However, when using this model often, it is difficult getting a decent consensus among staff members and other factors are added-on, such as time consumed by numerous long meetings, the decision-making will take more time. Eventually, it will require and drain more time, motivation and cooperation from the employees’ part as for the leader’s part to continue the making-decision process. Anyway, what in the world that is genuine, and for such worth it, Would not call your best efforts to obtain it?

The participative leadership model is the democratic and inclusive way to make decisions and to achieve objectives and goals. I think is the best one for a merger in which two cultures will and need to fuse into a new one, a sort of social phenomena, known as transculturation.

One caveat, though, in the situational approach we found two major subcategories of research, one it is group under the label contingency theories of leadership. These theories study the correlation between the leader attributes and situational variables. Therefore; effective leaders use, or know how and when to use, different leadership styles according to the situation, their experience, the moment, and more importantly, according to their traits, values and principles. Something that some people would ever would like to or could consider to change, their attitude towards others and even towards themselves. Incidentally, we can point in here to the difference between Gandhi and Hitler; or Bob Taylor's and Larry Roberts' expert leadership style, compare with the greedy and jerky moves of Ballmer and Gates, as the profound difference between Steve Jobs and Steve Wozniak . For instance, Jobs is selling iPods, and applications for his iPhone or whatever it is. In the meantime, “WOZ” is living a quite life. He is playing his guitar. Wrote his book. He is teaching children at the school. He went to finish his college education. I just cannot imagine Steve Jobs doing this, he would never will be able to do any of that. He is far too egoistical and egomaniac. Nevertheless, I have watched and listened many of his former employees to state that they were very glad because they were not working anymore under the ‘Jobs’ of his [referring to Steve Jobs in here] ““leadership””. [All of this has been very well documented, written and filmed not once but many times]
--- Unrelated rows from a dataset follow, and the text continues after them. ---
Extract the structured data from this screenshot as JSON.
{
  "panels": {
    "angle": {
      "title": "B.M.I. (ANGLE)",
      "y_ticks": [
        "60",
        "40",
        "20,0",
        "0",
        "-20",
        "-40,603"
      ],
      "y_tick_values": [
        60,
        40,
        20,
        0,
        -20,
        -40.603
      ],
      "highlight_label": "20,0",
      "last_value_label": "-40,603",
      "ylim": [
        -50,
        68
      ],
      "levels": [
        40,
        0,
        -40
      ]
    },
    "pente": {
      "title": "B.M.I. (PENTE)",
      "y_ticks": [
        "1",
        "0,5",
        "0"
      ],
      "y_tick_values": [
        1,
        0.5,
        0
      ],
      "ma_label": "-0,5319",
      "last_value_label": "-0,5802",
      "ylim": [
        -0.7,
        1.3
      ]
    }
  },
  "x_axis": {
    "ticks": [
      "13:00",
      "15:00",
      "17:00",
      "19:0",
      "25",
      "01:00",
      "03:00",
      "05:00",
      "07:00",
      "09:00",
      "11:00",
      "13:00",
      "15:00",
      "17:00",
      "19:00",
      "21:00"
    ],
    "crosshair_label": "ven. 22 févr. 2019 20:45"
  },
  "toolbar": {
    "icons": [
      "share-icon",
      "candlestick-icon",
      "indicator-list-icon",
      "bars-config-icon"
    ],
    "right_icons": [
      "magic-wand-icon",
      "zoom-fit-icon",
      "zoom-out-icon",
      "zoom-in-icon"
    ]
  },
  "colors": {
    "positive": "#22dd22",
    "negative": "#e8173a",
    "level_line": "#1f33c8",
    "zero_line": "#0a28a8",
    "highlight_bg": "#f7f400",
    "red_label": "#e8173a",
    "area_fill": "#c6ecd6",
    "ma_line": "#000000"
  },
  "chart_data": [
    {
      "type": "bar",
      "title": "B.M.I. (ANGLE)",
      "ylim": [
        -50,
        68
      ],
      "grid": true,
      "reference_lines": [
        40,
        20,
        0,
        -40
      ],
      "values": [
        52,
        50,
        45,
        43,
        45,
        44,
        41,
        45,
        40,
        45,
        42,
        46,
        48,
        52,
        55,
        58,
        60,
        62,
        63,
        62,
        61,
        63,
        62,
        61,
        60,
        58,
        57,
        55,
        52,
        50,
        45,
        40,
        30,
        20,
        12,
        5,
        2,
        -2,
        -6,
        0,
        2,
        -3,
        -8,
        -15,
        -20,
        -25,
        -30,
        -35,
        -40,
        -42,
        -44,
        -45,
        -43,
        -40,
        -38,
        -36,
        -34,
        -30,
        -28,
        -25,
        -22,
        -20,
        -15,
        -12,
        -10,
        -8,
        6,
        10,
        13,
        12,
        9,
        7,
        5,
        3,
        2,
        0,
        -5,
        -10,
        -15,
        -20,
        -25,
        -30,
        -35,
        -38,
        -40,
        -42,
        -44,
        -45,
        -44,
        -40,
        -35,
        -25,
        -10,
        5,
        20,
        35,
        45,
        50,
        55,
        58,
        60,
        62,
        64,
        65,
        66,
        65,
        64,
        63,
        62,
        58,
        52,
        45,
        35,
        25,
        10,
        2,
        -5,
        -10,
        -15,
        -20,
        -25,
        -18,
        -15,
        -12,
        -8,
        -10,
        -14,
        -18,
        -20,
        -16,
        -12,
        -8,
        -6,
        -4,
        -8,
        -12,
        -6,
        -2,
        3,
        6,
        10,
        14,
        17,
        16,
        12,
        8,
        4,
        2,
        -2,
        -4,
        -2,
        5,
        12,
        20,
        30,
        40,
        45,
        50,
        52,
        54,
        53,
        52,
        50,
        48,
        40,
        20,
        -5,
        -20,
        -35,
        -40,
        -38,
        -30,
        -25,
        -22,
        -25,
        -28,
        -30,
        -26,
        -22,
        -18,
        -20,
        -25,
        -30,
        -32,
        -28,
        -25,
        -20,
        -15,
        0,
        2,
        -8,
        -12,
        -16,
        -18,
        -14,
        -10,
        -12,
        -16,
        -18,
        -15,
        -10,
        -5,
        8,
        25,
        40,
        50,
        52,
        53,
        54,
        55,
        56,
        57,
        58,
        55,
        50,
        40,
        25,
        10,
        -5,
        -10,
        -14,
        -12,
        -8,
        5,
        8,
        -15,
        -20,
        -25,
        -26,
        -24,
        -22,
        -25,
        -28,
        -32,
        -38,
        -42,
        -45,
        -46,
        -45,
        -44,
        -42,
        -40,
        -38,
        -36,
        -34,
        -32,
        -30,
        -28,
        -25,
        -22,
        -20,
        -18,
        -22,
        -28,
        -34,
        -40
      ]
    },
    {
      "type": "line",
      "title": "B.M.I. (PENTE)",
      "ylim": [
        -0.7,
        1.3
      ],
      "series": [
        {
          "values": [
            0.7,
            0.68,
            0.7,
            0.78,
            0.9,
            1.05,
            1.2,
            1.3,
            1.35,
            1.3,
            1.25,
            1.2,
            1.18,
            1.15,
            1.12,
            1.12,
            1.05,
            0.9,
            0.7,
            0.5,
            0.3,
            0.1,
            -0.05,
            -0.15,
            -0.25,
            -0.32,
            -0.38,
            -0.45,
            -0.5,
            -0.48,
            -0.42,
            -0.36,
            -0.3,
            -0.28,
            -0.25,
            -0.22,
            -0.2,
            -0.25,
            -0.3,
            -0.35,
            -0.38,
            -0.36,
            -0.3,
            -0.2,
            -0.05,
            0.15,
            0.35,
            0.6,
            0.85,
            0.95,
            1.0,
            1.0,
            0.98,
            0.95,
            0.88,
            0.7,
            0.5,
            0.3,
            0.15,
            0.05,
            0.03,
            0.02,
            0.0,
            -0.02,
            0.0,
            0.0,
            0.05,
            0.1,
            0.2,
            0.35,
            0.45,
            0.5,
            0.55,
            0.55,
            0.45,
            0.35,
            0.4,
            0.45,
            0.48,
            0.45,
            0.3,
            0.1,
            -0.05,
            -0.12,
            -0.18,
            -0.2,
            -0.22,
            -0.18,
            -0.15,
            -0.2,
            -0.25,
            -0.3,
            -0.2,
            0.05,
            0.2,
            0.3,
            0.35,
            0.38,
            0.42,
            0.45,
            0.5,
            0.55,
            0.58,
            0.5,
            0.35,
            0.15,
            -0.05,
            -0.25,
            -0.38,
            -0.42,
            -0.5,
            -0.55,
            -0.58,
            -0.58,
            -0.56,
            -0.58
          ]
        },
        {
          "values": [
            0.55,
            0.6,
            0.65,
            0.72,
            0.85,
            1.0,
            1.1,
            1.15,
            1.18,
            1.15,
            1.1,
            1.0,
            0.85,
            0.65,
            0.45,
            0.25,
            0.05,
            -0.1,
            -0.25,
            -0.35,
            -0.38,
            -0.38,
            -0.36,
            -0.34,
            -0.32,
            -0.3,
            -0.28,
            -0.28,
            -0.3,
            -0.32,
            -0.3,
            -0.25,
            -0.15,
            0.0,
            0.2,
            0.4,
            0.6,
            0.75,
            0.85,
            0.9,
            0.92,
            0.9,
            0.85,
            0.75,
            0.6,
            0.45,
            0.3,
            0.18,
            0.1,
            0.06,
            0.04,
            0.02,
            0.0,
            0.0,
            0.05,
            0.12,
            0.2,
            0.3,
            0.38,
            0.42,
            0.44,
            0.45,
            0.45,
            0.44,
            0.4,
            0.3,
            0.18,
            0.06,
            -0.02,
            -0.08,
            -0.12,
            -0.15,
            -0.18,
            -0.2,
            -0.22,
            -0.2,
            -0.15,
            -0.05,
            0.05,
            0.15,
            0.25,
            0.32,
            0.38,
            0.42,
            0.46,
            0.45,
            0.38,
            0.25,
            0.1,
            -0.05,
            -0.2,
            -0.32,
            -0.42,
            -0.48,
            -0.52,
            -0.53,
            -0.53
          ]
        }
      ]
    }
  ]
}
My question, it is why we are still listening to these people? Perhaps, we think that these people are the leaders or our times, and so they do epitomize our culture. It is a catastrophic confusion, I think, they are not leaders, they are opportunists, they are "crocodiles", and not even sharks. Sharks do not cry while they are eating at their victims, yes they did not have partners they only have victims. Ok, you do not believe me, I give you one proof of it, listen to what Metcalfe has to say [the inventor of Ethernet] on his deal with Microsoft, more specifically about his then Network Operating System [clue: Around the time of Windows 3.11 for workgroups].

It is nothing wrong, until these “predators” got so lucky and powerful that their erroneous way of life is having devastating consequences in the economy, in the industries, at our jobs, in the academics, in our children education, at the non-profit sectors, in the news, and finally in the government. For many people these are icons. However for some of us, who know what they really are and how ugly they sucks, and as I stated sometime ago, they constitute a new kind of “Gura”, they are the new idols with the feet of silicone, and so they seem to be the Geekiest Muppets of our time but not more than that for sure. History will tell us this... however there are more than couple books, articles and films.

I forgot to mention the leadership of "The Monkey Boy"


Big Dog Leadership Styles, [Web Site]. U.S. Army. Available: [2006, January 03, 2006].

Clark, D. (2001, October). Leadership (May 15, 2001), [Shareware Material]. Donald Clark. Available: [2006, January 04].

Wong, P. T. P., & Page, D. (2003). Servant leadership: An Opponent-Process Model and the Revised Servant Leadership Profile, Servant Leadership Roundtable (pp. 1- 13).

Yukl, G. (2002). Leadership In Organizations (5th Edition ed.). Upper Saddle River, New Jersey: Prentice-Hall Inc.

U.S. Army Handbook (1973). Military Leadership.

Plowed Results | Resultados Arados